In January 2020, he produced ringer T-shirts similar to the “Good Boy” tee but in red. At P1,180, it was specifically made to raise funds for his mother’s medical bills. At the onset of the pandemic, he also made personal protective equipment (PPE) for frontliners, as well as printed face masks that pledged N95 masks to medical workers for every piece sold.
How much should a T-shirt cost really?
Randolf’s critics were right, however. You can get a shirt for less than P200. But at what cost?
For a piece of clothing to be sold at that price, a lot of corners have to be cut while still ensuring enough margins. As recent mass consciousness about transparency in clothing production reveals, these cuts are usually made at the expense of laborers, sewers, and other manual workers who slave away at factories for barely decent wages.
Patronizing small brands means a liveable wage for its employees—or a source of income, period, during a precarious time when unemployment is rampant.
“When you buy one T-shirt, you’re basically allowing that brand to grow and produce more items that will give its employees more opportunities and work,” Santos explained to Nolisoli.ph.
Such demand can also encourage aspiring designers to build their own brands—as it did for Santos when he was just starting out—which in turn will employ more people.
In a follow-up tweet, Santos recalled his start as a designer selling printed T-shirts and bags to fund a full collection, all while dealing with naysayers who said he wouldn’t make it. “Nagsimula ako sa Escolta na walang nagkwestyon sa presyo ng mga benta ko. Bakit ako papa-apekto sa inyo eh sila patuloy na sumusuporta?”
(I started in Escolta without patrons questioning the price of my designs. Why should I be affected by your comments when I have people who continue to support my brand?)
When first asked if he wanted to publish his side for this piece, Santos replied “Yes, please!
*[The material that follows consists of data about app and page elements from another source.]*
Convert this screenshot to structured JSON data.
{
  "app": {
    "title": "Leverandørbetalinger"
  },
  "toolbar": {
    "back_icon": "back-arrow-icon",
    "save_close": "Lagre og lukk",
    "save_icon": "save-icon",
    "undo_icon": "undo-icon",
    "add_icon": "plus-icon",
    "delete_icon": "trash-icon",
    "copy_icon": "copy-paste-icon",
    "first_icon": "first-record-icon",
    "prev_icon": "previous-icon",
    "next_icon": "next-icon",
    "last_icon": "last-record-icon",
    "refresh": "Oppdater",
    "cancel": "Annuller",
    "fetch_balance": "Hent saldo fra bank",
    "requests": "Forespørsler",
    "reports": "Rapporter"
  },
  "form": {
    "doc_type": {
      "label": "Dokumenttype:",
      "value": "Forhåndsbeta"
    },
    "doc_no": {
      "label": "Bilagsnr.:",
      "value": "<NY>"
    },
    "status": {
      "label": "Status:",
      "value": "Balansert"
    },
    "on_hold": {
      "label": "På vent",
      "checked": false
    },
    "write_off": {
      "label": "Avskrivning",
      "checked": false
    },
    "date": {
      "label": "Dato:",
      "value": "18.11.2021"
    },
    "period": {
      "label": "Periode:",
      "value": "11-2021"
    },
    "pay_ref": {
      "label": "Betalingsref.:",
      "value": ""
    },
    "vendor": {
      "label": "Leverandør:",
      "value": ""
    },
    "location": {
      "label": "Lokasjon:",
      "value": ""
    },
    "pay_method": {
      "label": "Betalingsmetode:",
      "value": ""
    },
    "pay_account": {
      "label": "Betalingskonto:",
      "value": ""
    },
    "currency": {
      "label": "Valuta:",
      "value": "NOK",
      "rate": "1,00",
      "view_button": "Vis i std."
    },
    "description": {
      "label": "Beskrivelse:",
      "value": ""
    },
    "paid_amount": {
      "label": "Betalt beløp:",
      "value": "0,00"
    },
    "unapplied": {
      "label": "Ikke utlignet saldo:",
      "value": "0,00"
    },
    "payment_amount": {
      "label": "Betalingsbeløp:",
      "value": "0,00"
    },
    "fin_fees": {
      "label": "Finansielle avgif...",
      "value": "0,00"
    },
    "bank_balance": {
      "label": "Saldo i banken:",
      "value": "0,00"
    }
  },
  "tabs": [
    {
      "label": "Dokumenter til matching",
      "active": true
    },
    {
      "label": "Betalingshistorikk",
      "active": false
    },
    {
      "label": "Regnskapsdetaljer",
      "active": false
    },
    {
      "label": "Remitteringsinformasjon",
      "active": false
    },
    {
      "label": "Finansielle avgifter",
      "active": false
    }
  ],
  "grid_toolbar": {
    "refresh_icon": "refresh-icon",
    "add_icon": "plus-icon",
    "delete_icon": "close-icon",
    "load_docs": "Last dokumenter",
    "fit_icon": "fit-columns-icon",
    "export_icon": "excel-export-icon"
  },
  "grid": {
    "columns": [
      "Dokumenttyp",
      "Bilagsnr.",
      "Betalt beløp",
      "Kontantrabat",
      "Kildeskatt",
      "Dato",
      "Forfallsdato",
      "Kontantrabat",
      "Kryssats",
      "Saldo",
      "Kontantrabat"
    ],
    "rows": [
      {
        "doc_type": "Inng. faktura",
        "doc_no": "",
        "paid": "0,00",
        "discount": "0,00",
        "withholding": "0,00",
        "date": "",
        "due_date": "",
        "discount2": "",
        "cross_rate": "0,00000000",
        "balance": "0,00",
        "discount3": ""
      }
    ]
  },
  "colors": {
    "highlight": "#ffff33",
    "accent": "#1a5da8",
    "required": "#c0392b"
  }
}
We need to educate people on mass production and how it badly affects low-wage workers just to make a P100 shirt.”
He did just that with an P850 T-shirt, a series of tweets, and a little help from friends.